Patrick J. Murphy
Medieval Studies and the Ghost Stories of M. R. James
Penn State UP 2017
Montague Rhodes James authored some of the most highly regarded ghost stories of all timeclassics such as Oh, Whistle, and Ill Come to You, My Lad that have been adapted many times over for radio and television and have never gone out of print. But while James is best known as a fiction writer and storyteller, he was also a provost of Kings College, Cambridge, and Eton College, and a legendary and influential scholar whose pioneering work in the study of biblical texts and medieval manuscripts, art, and architecture is still relevant today.
In Medieval Studies and the Ghost Stories of M. R. James, Patrick J. Murphy argues that these twin careers are inextricably linked. Jamess research not only informed his fiction but also reflected his anxieties about the nature of academic life and explored the delicate divide between professional, university men and erratic hobbyists or antiquaries. Murphy shows how detailed attention to the scholarly inspirations behind Jamess fiction provides considerable insight into a formative moment in medieval studies, as well as into Jamess methods as a master stylist of understated horror.
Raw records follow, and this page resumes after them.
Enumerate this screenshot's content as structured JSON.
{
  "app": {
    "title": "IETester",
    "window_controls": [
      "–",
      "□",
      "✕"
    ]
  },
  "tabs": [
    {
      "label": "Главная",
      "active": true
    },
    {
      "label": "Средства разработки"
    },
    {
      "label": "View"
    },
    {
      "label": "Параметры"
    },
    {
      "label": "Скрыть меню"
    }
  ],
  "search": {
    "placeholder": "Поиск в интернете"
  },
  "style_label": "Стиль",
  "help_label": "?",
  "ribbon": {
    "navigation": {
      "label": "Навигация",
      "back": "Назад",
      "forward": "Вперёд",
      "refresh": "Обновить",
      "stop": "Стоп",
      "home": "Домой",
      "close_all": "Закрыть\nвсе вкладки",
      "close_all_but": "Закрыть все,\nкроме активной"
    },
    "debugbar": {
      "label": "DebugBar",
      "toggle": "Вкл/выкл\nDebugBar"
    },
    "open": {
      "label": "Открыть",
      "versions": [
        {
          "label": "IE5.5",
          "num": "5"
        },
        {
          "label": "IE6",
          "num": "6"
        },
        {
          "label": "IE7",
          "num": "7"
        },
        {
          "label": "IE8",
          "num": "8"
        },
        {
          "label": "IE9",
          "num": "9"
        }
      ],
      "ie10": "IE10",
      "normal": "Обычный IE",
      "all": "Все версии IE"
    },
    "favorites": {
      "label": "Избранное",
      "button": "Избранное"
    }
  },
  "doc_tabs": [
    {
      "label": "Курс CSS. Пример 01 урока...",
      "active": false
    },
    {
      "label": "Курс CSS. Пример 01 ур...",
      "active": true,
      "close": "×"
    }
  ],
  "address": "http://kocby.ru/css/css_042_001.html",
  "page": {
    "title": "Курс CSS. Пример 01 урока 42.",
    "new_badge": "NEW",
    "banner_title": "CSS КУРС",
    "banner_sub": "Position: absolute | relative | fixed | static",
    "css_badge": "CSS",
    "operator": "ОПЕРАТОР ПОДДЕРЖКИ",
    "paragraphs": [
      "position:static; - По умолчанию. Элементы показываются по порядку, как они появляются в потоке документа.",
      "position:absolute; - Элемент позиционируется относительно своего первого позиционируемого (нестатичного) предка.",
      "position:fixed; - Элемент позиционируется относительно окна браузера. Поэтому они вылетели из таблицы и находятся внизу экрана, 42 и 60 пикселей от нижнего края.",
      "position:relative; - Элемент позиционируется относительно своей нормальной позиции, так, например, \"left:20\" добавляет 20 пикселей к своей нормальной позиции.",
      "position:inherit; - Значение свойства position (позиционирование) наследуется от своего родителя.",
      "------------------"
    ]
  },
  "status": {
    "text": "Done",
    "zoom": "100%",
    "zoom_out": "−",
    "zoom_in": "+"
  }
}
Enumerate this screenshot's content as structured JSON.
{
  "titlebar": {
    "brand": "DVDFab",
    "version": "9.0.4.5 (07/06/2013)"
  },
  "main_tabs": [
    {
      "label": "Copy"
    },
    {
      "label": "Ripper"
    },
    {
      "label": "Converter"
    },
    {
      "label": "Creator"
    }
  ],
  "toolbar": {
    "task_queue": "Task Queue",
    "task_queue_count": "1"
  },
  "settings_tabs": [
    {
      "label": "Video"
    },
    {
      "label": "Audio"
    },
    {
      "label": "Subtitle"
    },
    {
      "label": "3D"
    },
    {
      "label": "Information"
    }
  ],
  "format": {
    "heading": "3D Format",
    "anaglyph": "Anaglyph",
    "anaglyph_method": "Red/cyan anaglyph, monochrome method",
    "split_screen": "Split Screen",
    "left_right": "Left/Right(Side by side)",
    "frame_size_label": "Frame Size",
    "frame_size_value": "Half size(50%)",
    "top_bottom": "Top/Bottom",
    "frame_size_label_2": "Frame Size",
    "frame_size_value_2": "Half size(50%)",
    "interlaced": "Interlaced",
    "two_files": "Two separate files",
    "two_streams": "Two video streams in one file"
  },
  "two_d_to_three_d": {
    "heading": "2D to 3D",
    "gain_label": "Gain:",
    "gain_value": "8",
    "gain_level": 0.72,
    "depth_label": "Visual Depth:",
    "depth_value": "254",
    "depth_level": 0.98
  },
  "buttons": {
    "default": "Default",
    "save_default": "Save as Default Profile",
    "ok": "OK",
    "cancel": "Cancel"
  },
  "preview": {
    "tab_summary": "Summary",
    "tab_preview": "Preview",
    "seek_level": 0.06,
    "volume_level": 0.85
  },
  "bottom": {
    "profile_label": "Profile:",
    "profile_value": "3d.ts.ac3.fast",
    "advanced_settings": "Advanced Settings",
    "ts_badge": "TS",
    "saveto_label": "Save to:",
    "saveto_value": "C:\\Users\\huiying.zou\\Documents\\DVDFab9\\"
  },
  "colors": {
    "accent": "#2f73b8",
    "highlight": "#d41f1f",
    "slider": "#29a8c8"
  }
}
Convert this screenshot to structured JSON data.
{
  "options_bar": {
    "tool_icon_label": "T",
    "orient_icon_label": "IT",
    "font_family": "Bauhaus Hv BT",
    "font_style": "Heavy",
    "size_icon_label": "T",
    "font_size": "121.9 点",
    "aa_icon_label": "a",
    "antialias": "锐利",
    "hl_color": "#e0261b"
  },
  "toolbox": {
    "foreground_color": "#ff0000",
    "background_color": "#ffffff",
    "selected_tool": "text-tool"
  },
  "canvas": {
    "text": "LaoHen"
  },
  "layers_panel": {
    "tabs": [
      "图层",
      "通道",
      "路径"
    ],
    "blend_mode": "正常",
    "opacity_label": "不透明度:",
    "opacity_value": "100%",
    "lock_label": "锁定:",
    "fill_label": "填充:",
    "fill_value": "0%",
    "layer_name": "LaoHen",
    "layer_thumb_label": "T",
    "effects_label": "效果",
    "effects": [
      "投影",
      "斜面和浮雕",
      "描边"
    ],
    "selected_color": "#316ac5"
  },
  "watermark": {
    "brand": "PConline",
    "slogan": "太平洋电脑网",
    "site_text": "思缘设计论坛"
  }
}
During his life, James often claimed that his stories were mere entertainmentspleasing distractions from a life largely defined by academic discipline and restraintand readers over the years have been content to take him at his word. This intriguing volume, however, convincingly proves otherwise.